Leslie Leino, Estonian specialist on China, thinks that Chinese large investments are often accompanied by confusion, dishonesty and corruption. According to his words, neither the Chinese embassy in Tallinn, nor Estonian Ministry of Foreign Affairs has not any discussions concerning the construction of the tunnel or the fund Touchstone Capital Partners. “’China has never really been a beacon of altruism in history; the project is aimed not at helping out Europe, but at both finding new markets for Chinese goods, and increasing its influence”, the expert notes.
Many Estonian experts after exploration of possibilities of the project conclude that the undersea tunnel will payback under the term that European railway track Rail Baltica, which crosses the Baltic States, will pass through it. They argue that the tunnel will be cost-effective, if both Estonia and Finland together with the EU cover 40% to 50% of costs, i.e. 9 to 13 billion Euro, and the debt are recovered during the next 35 to 40 years. Thus, the implementation of these plans will take much more time than the Chinese investors assume.
Accordingly, the key issues of Estonia regarding to construction of undersea tunnel relate mostly to the safety. What if the developer does not complete the construction? What if the tunnel is sold to the third party? Which leverage on Estonia and Finland will get the owner and operator of the tunnel? Finnish developer and Chinese investors have not yet presented their answers in order to allay fears of Estonian government. That is why the implementation of Talsinki project within Chinese Belt and Road Initiative remains a distant and elusive dream.
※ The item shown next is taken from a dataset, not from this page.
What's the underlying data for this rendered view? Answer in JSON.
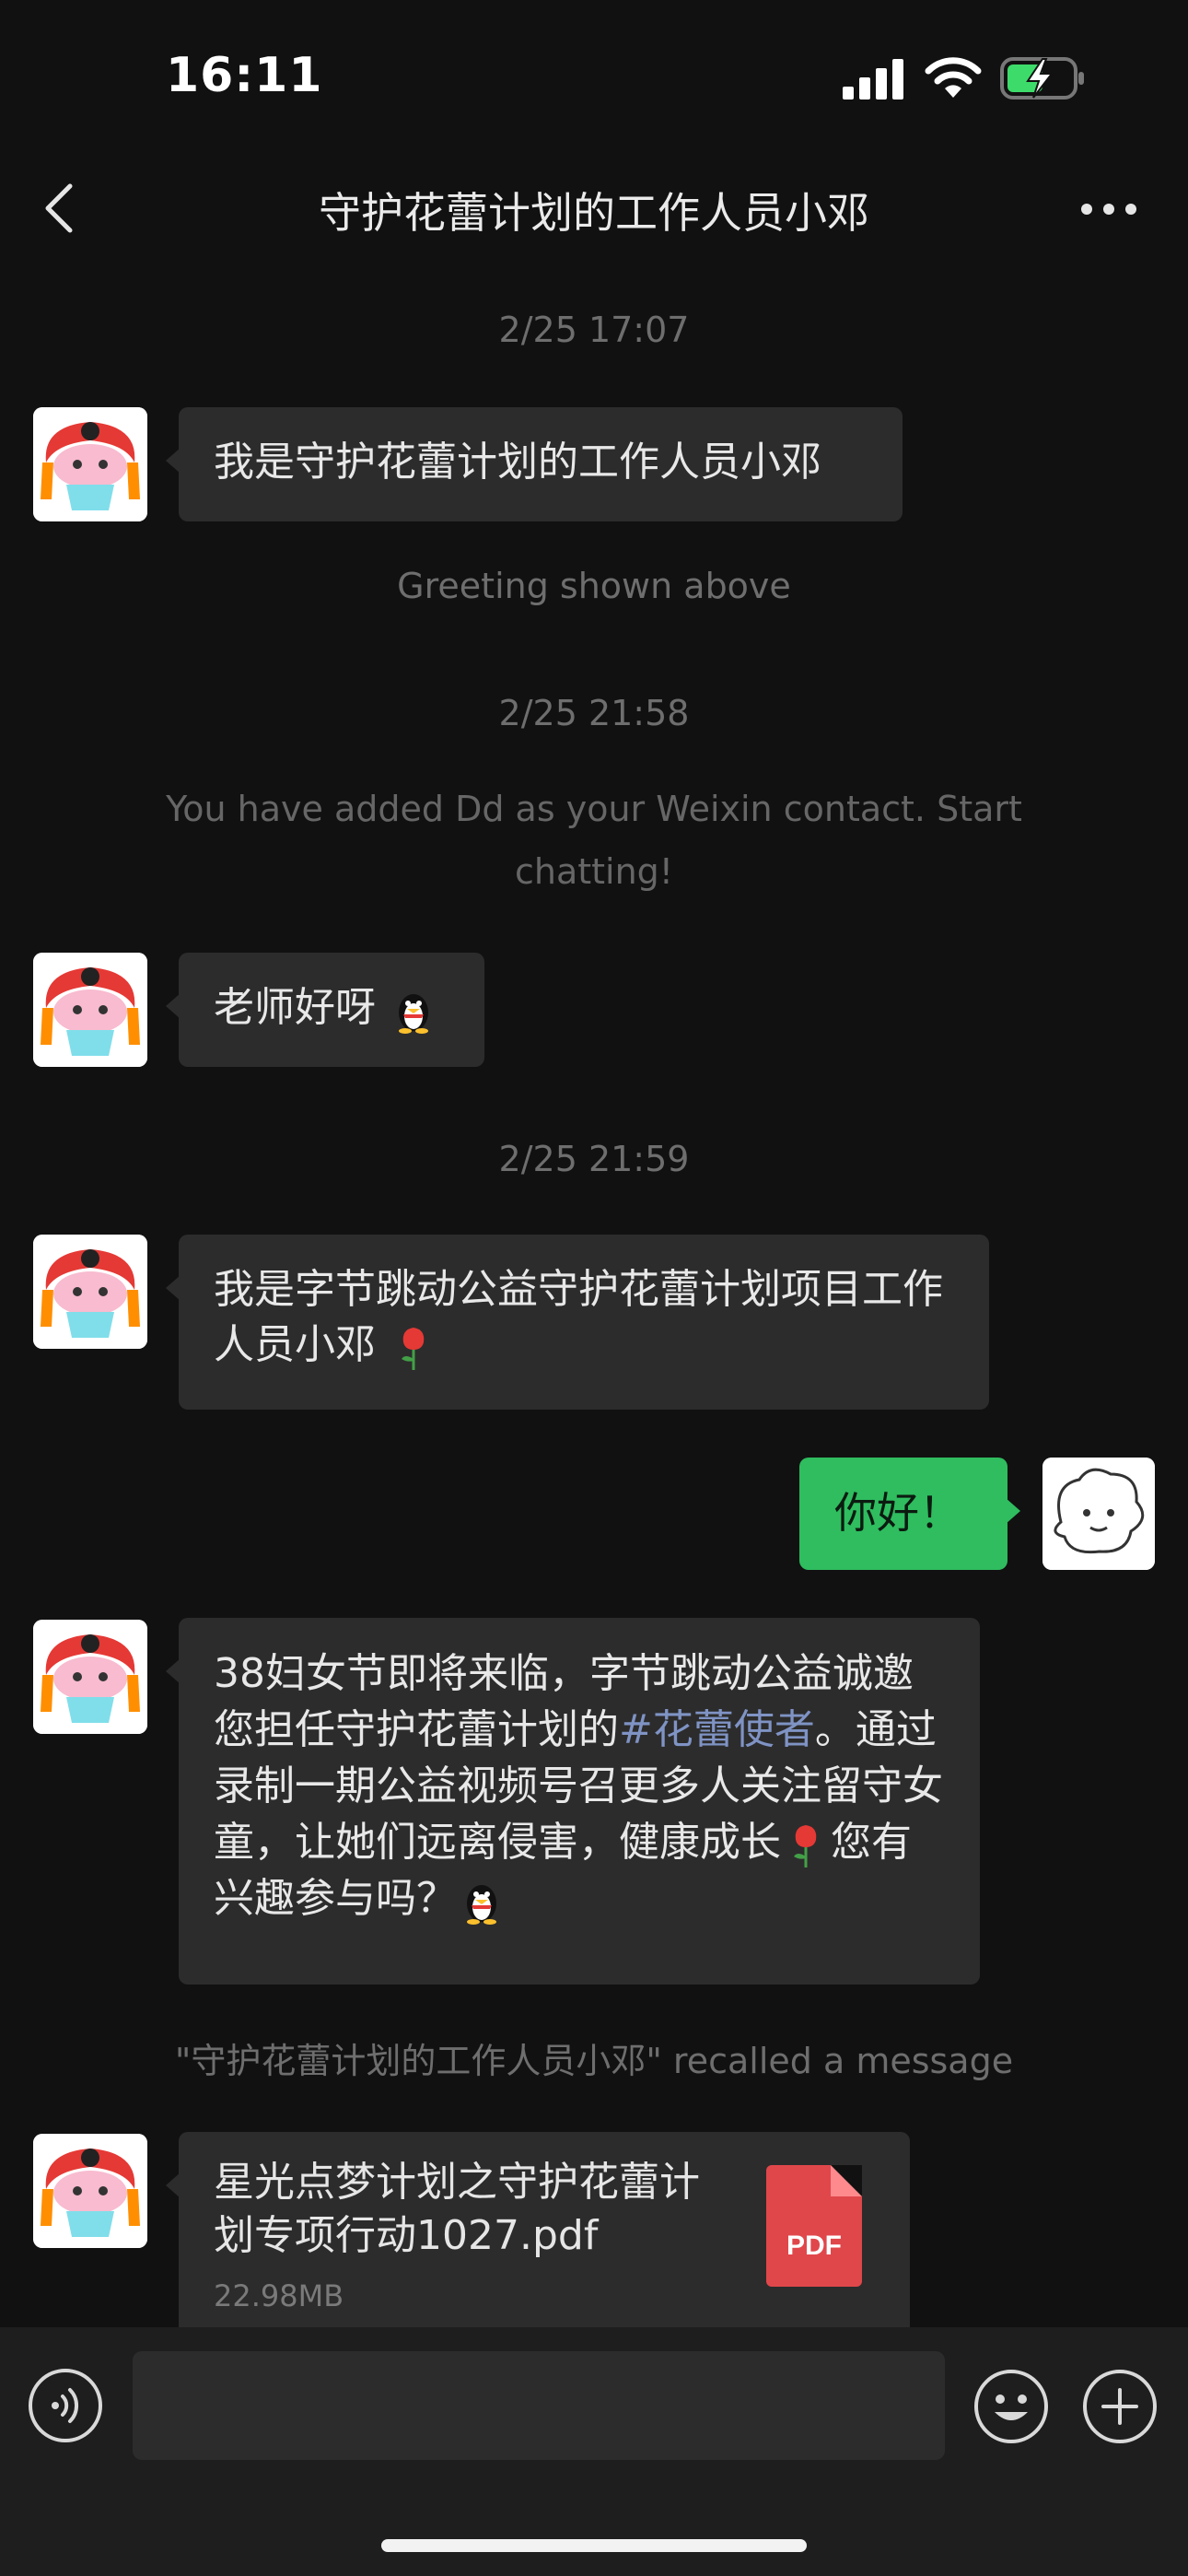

Markus Tamm is the senior researcher at the Baltic Center of International Studies (Tallinn, Estonia).